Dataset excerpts

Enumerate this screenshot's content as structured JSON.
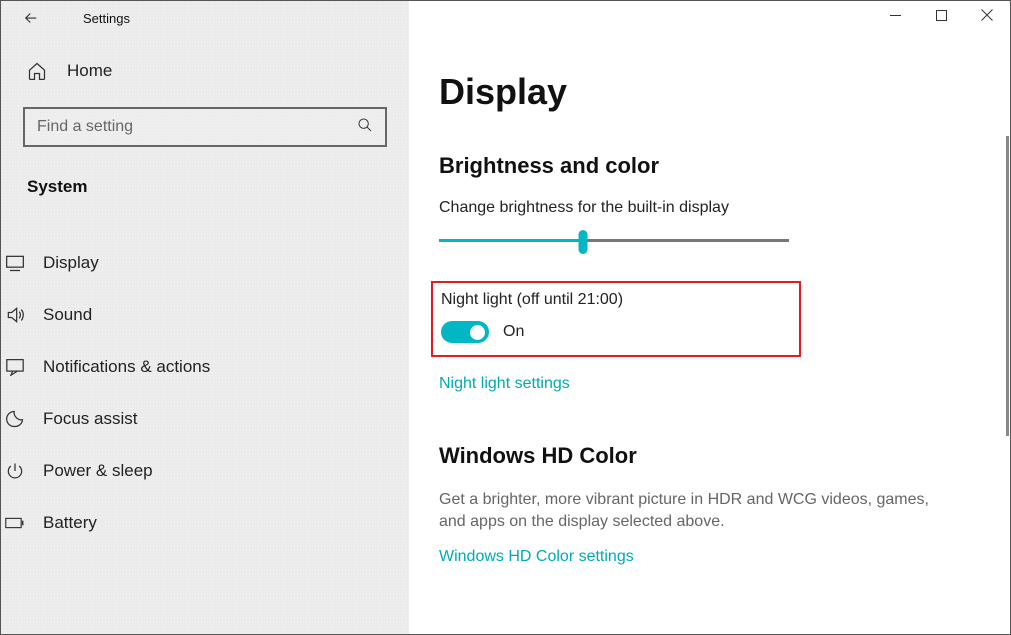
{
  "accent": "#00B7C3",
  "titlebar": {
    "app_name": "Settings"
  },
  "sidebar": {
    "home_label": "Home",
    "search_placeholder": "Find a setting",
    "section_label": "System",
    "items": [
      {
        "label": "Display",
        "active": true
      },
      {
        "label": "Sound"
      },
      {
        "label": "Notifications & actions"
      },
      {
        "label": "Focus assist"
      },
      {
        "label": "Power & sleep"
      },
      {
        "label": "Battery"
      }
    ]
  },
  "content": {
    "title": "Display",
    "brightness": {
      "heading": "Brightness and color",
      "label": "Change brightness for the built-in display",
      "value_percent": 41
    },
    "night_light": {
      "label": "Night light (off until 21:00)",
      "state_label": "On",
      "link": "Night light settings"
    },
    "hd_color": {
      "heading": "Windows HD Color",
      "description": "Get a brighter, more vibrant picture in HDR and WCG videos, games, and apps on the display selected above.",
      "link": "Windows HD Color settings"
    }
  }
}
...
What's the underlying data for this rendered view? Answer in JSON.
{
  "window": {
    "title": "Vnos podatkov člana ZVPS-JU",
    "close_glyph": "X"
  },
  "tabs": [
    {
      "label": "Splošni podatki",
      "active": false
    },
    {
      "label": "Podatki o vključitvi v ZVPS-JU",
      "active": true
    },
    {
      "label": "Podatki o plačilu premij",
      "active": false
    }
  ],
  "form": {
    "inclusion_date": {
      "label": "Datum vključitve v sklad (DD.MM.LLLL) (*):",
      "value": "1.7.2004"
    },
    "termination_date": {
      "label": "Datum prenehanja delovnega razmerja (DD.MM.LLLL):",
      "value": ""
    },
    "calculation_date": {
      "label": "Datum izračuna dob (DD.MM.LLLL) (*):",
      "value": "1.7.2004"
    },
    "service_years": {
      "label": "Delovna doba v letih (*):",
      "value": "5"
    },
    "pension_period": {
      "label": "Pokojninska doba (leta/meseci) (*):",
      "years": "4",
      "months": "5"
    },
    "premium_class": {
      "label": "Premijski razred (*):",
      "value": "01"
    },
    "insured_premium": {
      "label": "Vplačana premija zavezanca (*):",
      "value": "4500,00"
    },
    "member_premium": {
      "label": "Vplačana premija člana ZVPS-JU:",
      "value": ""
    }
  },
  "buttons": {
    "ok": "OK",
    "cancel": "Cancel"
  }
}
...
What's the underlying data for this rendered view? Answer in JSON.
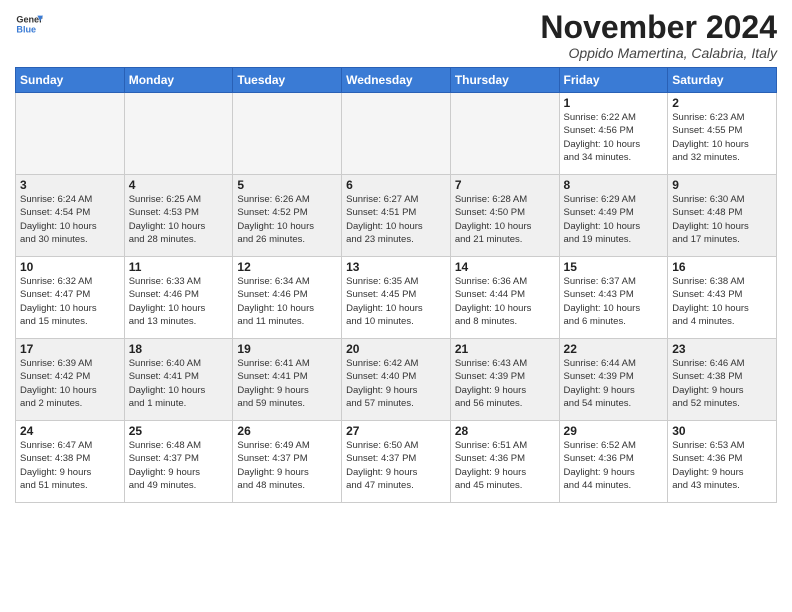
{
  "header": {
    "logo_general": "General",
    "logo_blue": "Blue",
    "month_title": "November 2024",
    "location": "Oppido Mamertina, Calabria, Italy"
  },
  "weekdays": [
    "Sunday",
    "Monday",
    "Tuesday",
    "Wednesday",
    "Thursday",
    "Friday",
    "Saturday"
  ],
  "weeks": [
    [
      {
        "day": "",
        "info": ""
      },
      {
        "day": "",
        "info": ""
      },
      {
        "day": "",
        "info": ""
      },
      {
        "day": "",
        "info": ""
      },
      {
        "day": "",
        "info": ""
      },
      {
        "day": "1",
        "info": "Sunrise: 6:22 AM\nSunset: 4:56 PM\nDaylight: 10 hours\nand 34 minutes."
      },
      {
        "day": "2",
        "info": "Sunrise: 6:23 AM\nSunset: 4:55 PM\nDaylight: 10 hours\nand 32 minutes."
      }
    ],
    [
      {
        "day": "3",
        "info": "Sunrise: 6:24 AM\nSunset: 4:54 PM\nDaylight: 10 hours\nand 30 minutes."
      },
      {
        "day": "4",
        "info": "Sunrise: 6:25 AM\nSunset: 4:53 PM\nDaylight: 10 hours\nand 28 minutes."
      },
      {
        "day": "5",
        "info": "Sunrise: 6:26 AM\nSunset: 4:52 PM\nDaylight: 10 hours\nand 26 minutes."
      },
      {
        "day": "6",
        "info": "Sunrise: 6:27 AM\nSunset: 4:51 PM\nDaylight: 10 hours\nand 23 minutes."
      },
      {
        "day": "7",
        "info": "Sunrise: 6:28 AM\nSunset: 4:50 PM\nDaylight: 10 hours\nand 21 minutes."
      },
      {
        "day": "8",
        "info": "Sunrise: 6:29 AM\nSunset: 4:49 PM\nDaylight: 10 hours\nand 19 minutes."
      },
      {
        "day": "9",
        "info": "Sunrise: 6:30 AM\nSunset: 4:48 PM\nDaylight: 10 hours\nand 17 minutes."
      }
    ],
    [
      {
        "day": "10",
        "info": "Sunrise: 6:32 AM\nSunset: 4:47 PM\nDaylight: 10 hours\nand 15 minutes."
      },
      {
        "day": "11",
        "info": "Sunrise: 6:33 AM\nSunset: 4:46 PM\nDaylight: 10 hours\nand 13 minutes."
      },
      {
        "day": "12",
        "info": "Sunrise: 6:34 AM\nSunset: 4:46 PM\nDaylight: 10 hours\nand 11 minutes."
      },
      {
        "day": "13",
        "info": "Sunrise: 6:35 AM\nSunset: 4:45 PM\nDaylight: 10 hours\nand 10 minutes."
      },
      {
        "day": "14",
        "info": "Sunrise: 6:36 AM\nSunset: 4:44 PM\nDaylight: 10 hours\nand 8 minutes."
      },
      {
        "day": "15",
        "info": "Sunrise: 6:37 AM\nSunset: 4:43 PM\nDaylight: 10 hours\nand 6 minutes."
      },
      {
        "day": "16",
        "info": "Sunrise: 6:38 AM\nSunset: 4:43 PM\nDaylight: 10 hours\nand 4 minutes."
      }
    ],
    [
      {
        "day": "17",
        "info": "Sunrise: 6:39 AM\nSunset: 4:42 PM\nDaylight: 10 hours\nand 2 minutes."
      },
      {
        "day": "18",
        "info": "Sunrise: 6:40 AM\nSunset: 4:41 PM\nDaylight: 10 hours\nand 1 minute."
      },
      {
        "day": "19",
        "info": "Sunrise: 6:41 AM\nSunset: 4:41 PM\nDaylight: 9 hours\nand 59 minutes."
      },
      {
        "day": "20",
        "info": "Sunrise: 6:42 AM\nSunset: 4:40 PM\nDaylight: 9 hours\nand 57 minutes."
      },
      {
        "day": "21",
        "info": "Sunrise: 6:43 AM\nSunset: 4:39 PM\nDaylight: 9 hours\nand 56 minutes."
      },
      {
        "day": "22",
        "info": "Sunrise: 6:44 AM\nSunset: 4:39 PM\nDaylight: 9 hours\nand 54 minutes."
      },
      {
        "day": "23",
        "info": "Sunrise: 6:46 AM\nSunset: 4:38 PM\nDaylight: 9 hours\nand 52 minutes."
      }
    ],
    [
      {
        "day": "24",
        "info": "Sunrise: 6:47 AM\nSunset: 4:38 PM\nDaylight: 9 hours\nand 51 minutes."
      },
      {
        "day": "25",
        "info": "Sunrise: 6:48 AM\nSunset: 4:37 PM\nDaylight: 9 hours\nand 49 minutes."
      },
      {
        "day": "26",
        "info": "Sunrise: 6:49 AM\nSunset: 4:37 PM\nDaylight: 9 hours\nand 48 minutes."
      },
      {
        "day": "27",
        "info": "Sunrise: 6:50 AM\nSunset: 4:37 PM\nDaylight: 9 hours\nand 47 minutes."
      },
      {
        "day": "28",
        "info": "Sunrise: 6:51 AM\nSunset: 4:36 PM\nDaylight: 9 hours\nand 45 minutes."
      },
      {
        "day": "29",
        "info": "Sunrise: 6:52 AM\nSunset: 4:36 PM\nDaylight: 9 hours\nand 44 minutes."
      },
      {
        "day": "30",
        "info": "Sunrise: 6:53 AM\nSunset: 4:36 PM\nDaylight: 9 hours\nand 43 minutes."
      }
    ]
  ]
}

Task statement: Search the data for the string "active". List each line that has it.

Solution to the exercise:
        "active": true
      "active": false
      "active": true
      "active": false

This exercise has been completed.